Mr. Silverio Rosa has been in pre-removal order immigration detention for a period of approximately two months. I find that his continued immigration detention for this period of time has not yet reached the level of unreasonableness under Diop/Chavez-Alvarez. This is far shorter than the six months without a bond hearing that the United States Supreme Court has found not to be an arbitrary deprivation of liberty. Demore v. Kim, 538 U.S. 510, 528 (2003); see also Chavez-Alvarez, 783 F.3d at 473 (citing Demore ). Nothing in the petition tends to suggest that Silverio Rosa's pre-removal-order detention is, or threatens to become, unreasonably prolonged or indefinite. Accordingly, Mr. Silverio Rosa is not entitled to federal habeas relief at this time. Accord Leon v. Warden, No. 14-3017, 2014 WL 2615717, at *3 (D.N.J. June 12, 2014) (two-month period of immigration detention does not run afoul of Diop because petitioner did not allege any facts showing that his continued detention is or will become unreasonably prolonged or indefinite).
This habeas petition will therefore be summarily dismissed, but without prejudice to another application, should Mr. Silverio Rosa's pre-removal order immigration detention continue for an unreasonable period.

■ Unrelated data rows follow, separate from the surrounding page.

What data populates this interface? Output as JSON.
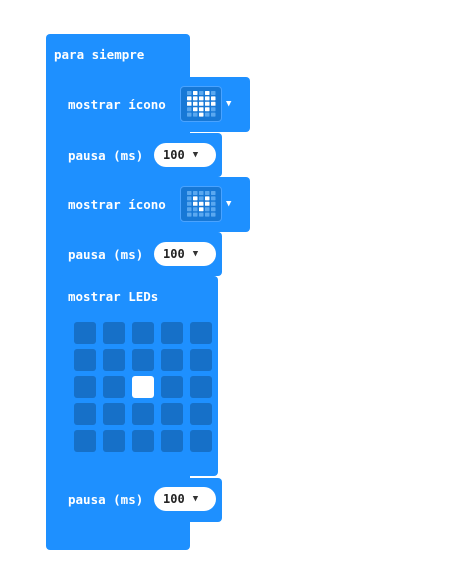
{
  "forever": {
    "label": "para siempre"
  },
  "blocks": [
    {
      "type": "show_icon",
      "label": "mostrar ícono",
      "icon": "heart-icon"
    },
    {
      "type": "pause",
      "label": "pausa (ms)",
      "value": "100"
    },
    {
      "type": "show_icon",
      "label": "mostrar ícono",
      "icon": "small-heart-icon"
    },
    {
      "type": "pause",
      "label": "pausa (ms)",
      "value": "100"
    },
    {
      "type": "show_leds",
      "label": "mostrar LEDs",
      "leds": [
        [
          0,
          0,
          0,
          0,
          0
        ],
        [
          0,
          0,
          0,
          0,
          0
        ],
        [
          0,
          0,
          1,
          0,
          0
        ],
        [
          0,
          0,
          0,
          0,
          0
        ],
        [
          0,
          0,
          0,
          0,
          0
        ]
      ]
    },
    {
      "type": "pause",
      "label": "pausa (ms)",
      "value": "100"
    }
  ],
  "colors": {
    "block": "#1e90ff",
    "led_off": "#1670c8",
    "led_on": "#ffffff"
  }
}
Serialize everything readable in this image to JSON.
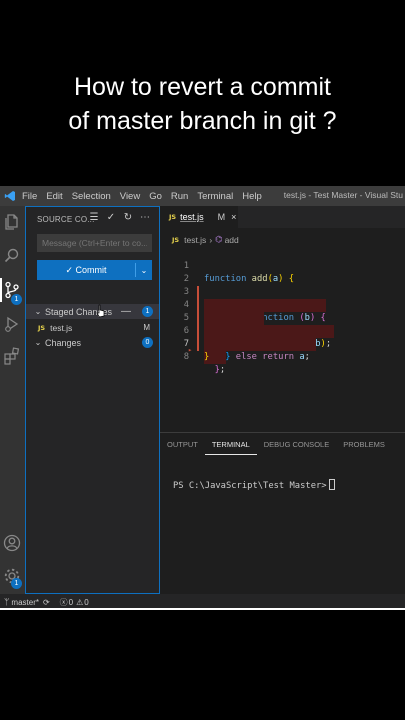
{
  "caption": {
    "line1": "How to revert a commit",
    "line2": "of master branch in git ?"
  },
  "titlebar": {
    "menu": [
      "File",
      "Edit",
      "Selection",
      "View",
      "Go",
      "Run",
      "Terminal",
      "Help"
    ],
    "window_title": "test.js - Test Master - Visual Stu"
  },
  "activity_bar": {
    "icons": [
      "files-icon",
      "search-icon",
      "source-control-icon",
      "run-debug-icon",
      "extensions-icon",
      "account-icon",
      "settings-gear-icon"
    ],
    "source_control_badge": "1",
    "settings_badge": "1"
  },
  "sidebar": {
    "header": "SOURCE CO...",
    "message_placeholder": "Message (Ctrl+Enter to co...",
    "commit_label": "✓ Commit",
    "staged_label": "Staged Changes",
    "staged_count": "1",
    "staged_file": {
      "name": "test.js",
      "status": "M"
    },
    "changes_label": "Changes",
    "changes_count": "0"
  },
  "editor": {
    "tab": {
      "name": "test.js",
      "status": "M",
      "close": "×"
    },
    "breadcrumb": {
      "file": "test.js",
      "symbol": "add"
    },
    "line_numbers": [
      "1",
      "2",
      "3",
      "4",
      "5",
      "6",
      "7",
      "8"
    ],
    "current_line": "7"
  },
  "panel": {
    "tabs": [
      "OUTPUT",
      "TERMINAL",
      "DEBUG CONSOLE",
      "PROBLEMS"
    ],
    "active_tab": "TERMINAL",
    "prompt": "PS C:\\JavaScript\\Test Master>"
  },
  "statusbar": {
    "branch": "master*",
    "errors": "0",
    "warnings": "0"
  },
  "colors": {
    "accent": "#0e70c0",
    "deleted_line": "#4b1818",
    "gutter_deleted": "#c74e39"
  }
}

For the foregoing reasons, the habeas petition is summarily dismissed without prejudice. An appropriate Order will be entered.